» Required work:
The word "date" marks the lines to copy; find all of them in the entries below.

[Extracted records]
━━━━━━

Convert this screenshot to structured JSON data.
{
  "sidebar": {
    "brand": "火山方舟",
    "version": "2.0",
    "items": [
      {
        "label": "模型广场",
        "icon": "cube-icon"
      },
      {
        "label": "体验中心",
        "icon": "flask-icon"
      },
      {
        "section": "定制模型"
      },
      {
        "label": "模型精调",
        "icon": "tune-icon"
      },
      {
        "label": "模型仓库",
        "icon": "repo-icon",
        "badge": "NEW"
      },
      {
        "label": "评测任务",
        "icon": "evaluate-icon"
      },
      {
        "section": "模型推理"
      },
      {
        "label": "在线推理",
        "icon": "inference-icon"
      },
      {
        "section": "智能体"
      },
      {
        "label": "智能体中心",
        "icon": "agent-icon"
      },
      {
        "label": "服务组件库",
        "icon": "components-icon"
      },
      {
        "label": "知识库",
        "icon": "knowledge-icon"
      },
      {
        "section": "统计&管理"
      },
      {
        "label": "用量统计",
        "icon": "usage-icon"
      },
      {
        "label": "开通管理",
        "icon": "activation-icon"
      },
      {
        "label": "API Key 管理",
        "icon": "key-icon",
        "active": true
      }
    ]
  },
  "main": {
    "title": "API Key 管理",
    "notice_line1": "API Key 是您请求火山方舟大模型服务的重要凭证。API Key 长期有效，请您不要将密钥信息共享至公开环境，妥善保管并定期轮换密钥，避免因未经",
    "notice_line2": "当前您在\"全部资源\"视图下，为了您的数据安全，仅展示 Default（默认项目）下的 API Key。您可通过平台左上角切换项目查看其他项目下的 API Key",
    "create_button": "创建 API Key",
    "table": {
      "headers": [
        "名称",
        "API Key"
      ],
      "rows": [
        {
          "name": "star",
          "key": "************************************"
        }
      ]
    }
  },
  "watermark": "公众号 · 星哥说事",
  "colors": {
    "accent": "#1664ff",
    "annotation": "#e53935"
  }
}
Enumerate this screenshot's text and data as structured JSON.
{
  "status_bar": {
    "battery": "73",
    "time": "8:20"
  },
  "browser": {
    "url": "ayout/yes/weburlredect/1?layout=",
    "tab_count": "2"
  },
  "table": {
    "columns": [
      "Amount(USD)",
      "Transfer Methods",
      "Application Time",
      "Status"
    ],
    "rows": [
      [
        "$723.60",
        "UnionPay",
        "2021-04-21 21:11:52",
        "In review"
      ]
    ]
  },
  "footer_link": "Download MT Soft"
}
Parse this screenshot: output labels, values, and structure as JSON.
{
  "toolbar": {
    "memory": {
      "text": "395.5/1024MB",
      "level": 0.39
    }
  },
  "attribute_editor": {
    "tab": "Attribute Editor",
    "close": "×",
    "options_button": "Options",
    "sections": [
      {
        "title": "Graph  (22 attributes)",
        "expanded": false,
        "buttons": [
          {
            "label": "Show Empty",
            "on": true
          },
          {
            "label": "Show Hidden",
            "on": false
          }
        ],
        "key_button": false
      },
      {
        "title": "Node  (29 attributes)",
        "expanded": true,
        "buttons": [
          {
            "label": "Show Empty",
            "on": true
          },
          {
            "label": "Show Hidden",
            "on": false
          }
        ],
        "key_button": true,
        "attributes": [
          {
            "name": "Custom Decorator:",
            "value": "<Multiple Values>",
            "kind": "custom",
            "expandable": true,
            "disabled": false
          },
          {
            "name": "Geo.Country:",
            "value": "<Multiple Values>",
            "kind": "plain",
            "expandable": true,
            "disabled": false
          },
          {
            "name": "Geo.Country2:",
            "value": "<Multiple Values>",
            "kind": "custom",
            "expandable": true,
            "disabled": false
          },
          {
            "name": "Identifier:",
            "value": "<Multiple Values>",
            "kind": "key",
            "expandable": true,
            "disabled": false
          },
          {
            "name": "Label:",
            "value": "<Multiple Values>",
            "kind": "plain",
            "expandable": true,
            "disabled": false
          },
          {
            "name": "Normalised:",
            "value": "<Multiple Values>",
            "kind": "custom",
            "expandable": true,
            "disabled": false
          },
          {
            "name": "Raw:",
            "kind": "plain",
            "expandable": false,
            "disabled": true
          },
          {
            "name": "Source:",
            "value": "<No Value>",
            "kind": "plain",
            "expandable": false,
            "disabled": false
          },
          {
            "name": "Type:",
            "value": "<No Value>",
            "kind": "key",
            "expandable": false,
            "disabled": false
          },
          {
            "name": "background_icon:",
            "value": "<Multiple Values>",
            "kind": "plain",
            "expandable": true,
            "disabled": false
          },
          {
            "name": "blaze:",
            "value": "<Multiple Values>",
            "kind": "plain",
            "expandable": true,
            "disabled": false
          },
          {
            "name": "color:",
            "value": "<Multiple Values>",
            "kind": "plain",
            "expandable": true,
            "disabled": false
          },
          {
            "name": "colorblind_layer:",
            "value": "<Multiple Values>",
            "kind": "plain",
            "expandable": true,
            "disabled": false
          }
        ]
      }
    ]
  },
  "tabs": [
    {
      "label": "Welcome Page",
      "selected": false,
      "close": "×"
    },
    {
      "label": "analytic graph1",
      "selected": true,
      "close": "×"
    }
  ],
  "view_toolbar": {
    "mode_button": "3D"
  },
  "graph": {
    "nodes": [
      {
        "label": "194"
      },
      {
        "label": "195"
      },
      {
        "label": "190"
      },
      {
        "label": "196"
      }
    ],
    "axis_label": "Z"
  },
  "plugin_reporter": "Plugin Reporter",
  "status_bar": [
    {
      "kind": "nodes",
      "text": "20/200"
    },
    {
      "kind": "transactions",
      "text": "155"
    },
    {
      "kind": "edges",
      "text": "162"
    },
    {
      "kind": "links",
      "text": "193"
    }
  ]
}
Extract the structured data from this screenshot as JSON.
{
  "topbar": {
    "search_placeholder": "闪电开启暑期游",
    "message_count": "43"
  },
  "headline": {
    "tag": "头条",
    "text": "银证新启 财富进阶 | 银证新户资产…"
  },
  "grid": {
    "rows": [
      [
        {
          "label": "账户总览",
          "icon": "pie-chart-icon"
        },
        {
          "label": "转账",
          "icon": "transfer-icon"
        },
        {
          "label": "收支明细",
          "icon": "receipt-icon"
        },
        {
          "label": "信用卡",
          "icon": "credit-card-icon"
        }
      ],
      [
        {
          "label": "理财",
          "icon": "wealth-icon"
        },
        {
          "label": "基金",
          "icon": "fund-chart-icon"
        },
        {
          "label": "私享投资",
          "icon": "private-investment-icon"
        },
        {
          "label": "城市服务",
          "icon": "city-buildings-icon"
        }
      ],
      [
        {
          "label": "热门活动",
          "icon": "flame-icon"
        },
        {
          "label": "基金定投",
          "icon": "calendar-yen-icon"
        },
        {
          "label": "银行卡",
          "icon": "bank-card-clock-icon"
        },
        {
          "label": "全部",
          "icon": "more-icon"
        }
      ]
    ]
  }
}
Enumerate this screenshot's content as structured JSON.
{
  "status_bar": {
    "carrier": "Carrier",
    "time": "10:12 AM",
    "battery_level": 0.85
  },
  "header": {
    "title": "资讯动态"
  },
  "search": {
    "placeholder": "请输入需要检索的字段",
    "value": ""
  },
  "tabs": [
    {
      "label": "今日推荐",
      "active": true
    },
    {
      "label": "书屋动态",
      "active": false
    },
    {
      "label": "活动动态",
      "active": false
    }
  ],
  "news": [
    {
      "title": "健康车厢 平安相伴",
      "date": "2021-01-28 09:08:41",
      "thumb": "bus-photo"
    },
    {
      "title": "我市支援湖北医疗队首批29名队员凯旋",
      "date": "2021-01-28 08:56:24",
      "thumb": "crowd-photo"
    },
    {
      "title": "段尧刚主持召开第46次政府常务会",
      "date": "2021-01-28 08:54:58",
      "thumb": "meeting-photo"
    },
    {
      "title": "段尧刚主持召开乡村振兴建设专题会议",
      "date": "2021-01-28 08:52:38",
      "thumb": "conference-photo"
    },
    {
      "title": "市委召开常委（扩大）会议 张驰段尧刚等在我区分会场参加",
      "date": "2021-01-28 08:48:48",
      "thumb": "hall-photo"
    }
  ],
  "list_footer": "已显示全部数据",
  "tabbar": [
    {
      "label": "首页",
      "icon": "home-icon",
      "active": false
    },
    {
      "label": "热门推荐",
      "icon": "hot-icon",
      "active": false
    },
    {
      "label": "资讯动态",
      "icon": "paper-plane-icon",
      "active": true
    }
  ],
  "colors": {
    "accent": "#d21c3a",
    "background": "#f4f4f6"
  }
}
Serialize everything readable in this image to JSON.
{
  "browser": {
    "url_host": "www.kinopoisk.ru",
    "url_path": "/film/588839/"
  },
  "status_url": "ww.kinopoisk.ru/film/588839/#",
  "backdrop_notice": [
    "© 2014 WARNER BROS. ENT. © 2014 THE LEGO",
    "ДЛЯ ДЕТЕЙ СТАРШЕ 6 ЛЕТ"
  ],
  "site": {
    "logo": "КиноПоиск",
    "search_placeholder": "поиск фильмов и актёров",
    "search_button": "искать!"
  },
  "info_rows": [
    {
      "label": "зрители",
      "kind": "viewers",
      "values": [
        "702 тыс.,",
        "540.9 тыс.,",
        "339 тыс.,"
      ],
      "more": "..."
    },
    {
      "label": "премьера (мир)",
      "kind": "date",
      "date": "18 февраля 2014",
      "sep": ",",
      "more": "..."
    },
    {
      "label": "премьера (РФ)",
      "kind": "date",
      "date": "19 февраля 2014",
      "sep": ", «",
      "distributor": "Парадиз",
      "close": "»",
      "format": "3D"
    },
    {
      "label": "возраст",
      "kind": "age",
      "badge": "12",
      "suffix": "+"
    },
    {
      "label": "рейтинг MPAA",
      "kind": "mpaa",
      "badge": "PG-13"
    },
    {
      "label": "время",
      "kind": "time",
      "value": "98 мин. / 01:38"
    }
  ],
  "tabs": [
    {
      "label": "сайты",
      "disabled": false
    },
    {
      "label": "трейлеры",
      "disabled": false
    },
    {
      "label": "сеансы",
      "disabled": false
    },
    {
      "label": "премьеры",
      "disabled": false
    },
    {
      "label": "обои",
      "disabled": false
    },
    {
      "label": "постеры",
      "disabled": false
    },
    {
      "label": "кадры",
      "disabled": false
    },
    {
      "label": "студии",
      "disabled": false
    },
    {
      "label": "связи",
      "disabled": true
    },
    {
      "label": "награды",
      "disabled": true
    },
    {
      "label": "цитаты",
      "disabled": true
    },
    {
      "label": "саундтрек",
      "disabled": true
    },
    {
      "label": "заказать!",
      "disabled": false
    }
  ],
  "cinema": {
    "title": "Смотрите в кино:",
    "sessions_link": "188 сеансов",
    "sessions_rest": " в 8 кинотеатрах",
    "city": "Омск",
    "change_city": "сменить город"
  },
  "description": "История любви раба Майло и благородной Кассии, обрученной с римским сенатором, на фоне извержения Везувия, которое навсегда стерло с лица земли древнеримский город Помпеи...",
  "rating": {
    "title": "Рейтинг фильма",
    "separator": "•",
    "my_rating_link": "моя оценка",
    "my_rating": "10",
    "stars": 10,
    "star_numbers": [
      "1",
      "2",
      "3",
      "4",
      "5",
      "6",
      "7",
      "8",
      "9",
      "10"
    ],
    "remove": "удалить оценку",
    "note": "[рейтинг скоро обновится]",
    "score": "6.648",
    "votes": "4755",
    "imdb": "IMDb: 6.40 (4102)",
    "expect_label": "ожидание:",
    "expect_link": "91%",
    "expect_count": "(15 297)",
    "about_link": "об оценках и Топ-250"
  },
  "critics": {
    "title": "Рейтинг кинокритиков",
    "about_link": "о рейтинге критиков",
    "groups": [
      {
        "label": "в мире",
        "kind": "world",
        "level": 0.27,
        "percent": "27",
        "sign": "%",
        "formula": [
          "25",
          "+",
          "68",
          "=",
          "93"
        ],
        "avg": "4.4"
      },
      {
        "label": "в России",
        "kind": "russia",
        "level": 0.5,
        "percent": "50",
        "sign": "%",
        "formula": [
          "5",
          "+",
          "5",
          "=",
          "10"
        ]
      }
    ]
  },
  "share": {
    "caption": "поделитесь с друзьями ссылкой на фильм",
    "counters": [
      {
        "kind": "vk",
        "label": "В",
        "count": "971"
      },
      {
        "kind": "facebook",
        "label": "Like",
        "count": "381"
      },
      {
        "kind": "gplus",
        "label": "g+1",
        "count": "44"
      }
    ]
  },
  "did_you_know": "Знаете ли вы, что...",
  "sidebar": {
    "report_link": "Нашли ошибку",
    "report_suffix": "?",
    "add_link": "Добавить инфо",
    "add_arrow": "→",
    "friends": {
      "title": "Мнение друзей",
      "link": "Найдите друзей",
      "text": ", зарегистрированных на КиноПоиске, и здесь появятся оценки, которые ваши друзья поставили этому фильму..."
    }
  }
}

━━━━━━

» Answer to this exercise:
      "date": "2021-01-28 09:08:41",
      "date": "2021-01-28 08:56:24",
      "date": "2021-01-28 08:54:58",
      "date": "2021-01-28 08:52:38",
      "date": "2021-01-28 08:48:48",
      "kind": "date",
      "date": "18 февраля 2014",
      "kind": "date",
      "date": "19 февраля 2014",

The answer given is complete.